Architecturally I am concerned. We are building housing and mixed-use with one thing in mind: maximizing square footage and profitability. I know it is a business; however, does our Architectural Review Board have any say in terms of style? Or is big, boxy and out-to-the-max our fate? Please, no more sacrificing neighborhoods for large-scale housing developments. Let’s keep our residential areas family-friendly.
I wonder if those big, big businesses at the Water Garden and the Yahoo Center will ever feel part of Santa Monica and participate as true corporate citizens? Or are they just hanging their hat here?
Will the arts and culture be supported?
Let’s make sure to support our schools and make permanent the special financing implemented in the last few years, and even increase it if necessary.
I can only trust and hope that the Pico Neighborhood becomes safer for residents and that the violent crime that exists there abates. Family services and education is one of the keys to success here. The other is community involvement with law enforcement.
Our hospitals have grown and will be modernized shortly. Now the question comes up whether residents can afford their services and if we need more affordable clinics in neighborhoods that require them.

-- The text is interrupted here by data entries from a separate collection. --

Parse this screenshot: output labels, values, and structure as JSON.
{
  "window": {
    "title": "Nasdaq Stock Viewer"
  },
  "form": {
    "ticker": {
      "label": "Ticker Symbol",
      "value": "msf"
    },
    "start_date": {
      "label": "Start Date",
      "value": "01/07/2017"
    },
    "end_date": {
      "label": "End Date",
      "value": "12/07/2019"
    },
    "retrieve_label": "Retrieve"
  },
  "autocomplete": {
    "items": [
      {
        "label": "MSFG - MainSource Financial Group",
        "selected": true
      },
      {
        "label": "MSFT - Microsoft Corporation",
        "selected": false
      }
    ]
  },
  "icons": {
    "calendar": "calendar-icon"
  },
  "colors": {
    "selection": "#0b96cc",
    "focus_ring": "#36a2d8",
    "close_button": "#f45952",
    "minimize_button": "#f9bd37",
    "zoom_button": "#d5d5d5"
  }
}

I think it would be good to have term limits on our city council. We need new blood to keep it invigorated. I am sorry Terry O’Day did not win a seat; he is just the type of fresh face we needed. I also think the city should vote according to districts so each area has more political clout, especially the Pico District that has been underserved for years. If you want to increase voter turnout, try districts and even have a vote for mayor, where the residents get to choose. Top dog votes usually bring more people out. Perhaps Richard Bloom would have won as mayor, or maybe Bobby Shriver.